At this point it will be of greatest help to identify the elements of a missional church. This will put some specifics in place that will aid in formulating a mental picture. These elements come from the pen of Timothy Keller, a church-planter and pastor in Manhattan, New York. He is a leading author and speaker in the area of gospel-centered ministry and missional thinking. In an article titled Missional Church, Keller outlines the following five elements or characteristics that a missional congregation embodies:
1. Discourse in the vernacular of the unchurched community and culture. This means that a missional church avoids using language that an unbeliever living around them would not understand. They do not use “pompous, spiritual, sentimental talk” that distance themselves from their unchurched community. It means they avoid ever talking as if non-believers are not present.
2. Enter and re-tell the culture’s stories with the gospel. This means that preaching, speaking and communicating is always done with the assumption that skeptical people are present. They want to engage these kinds of people and figure out how to explain the gospel in a way that will be meaningful to them, not simply talk about the “good old days.” To “enter” means to show sympathy toward the local communities art, literature, music, and theatre. To “re-tell” means to show how only Christ can give freedom to be authentic.
3. Theologically train lay people for public life and vocation. This means we must train our laity in more than prayer, Bible study, etc… These are private skills—yes, that are necessary—but we must also train people in public skills—thinking Christianly in all areas of life. What does the culture practice that is not a sin for us to embrace? What does the culture practice that is sinful and must be rejected? What practices of the culture can be revised and adapted? Finally, under this point, it means to demonstrate real, biblical love and tolerance toward those with whom we differ greatly.
4. Create Christian community which is counter-cultural and counter-intuitive. This means the Christian community shows to the world how radically different we are in regard to things such as sex, money, and power. In sex, we avoid the idolization of it that secular society has created but we also exhibit love rather than hostility or fear toward those with different sexual lifestyles. In money, we promote generosity instead of greed. In power, we share it and build relationships instead of trampling over one another to get to the top.

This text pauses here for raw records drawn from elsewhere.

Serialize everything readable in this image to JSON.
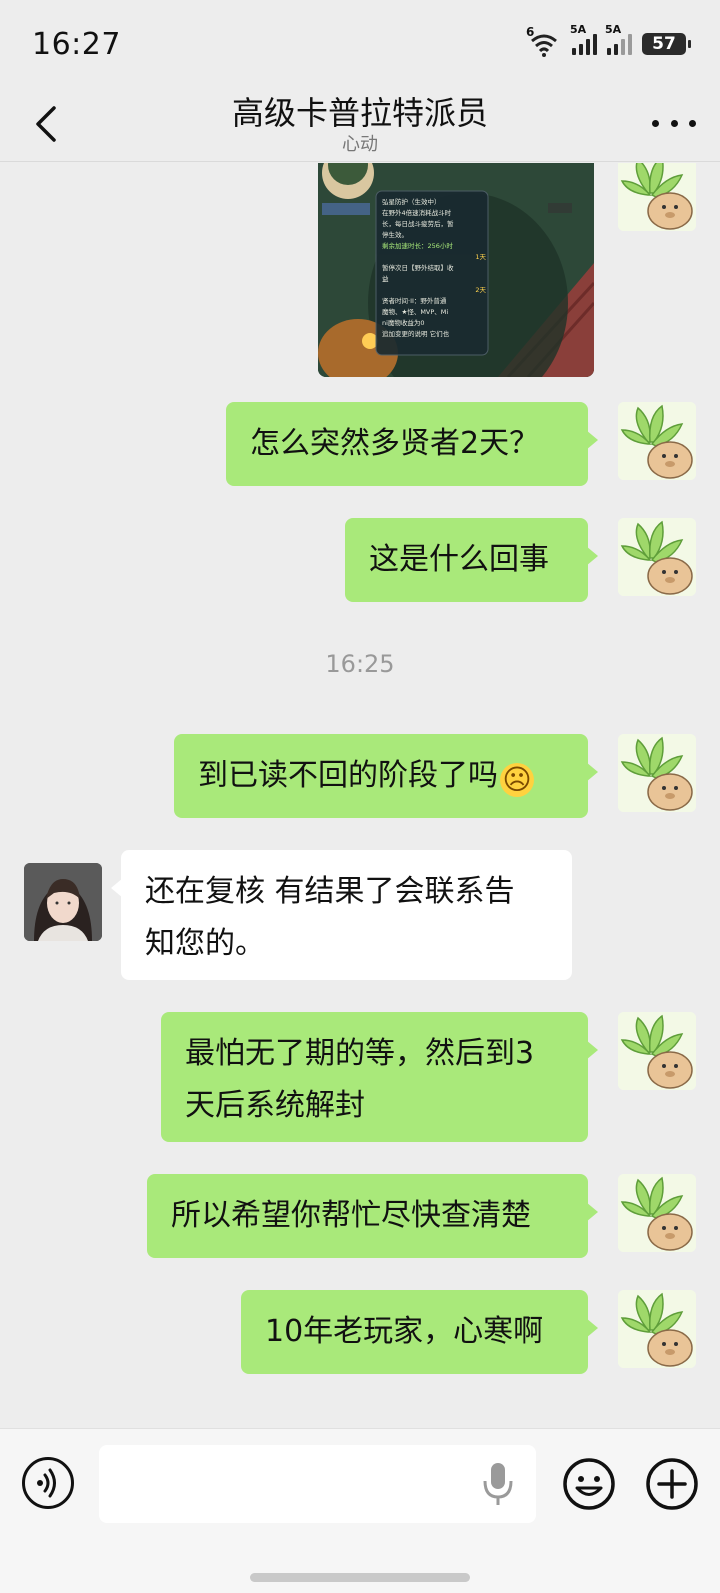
{
  "status_bar": {
    "time": "16:27",
    "network_1": "5A",
    "network_2": "5A",
    "battery": "57",
    "wifi_label": "6"
  },
  "header": {
    "title": "高级卡普拉特派员",
    "subtitle": "心动"
  },
  "messages": [
    {
      "from": "me",
      "type": "image",
      "text_lines": [
        "弘星防护（生效中）",
        "在野外4倍速消耗战斗时",
        "长，每日战斗疲劳后，暂",
        "停生效。",
        "剩余加速时长：256小时",
        "1天",
        "暂停次日【野外结取】收",
        "益",
        "2天",
        "贤者时间·II：野外普通",
        "魔物、★怪、MVP、Mi",
        "ni魔物收益为0",
        "追加变更的说明  它们也"
      ]
    },
    {
      "from": "me",
      "text": "怎么突然多贤者2天？"
    },
    {
      "from": "me",
      "text": "这是什么回事"
    },
    {
      "type": "time",
      "text": "16:25"
    },
    {
      "from": "me",
      "text": "到已读不回的阶段了吗",
      "emoji": "☹"
    },
    {
      "from": "other",
      "text_lines": [
        "还在复核 有结果了会联系告",
        "知您的。"
      ]
    },
    {
      "from": "me",
      "text_lines": [
        "最怕无了期的等，然后到3",
        "天后系统解封"
      ]
    },
    {
      "from": "me",
      "text": "所以希望你帮忙尽快查清楚"
    },
    {
      "from": "me",
      "text": "10年老玩家，心寒啊"
    }
  ],
  "input": {
    "value": "",
    "voice_icon": "voice-icon",
    "mic_icon": "microphone-icon",
    "emoji_icon": "emoji-icon",
    "plus_icon": "plus-icon"
  },
  "colors": {
    "my_bubble": "#a9e97a",
    "other_bubble": "#ffffff",
    "background": "#ededed"
  }
}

5. Practice Christian unity as much as possible on the local level. This means that churches and Christians focus their attention on the points they agree on much, much more than the points at which they disagree. That means we avoid phrases like: “we are not like that church over there, or those Christians over there.” We must not define ourselves over against the values of one church or another. Rather, we must clearly define ourselves against the values of the world. Lack of unity in individual churches, denominations, and Christianity in general has been a real “defeater” of the gospel in the past century. This must stop.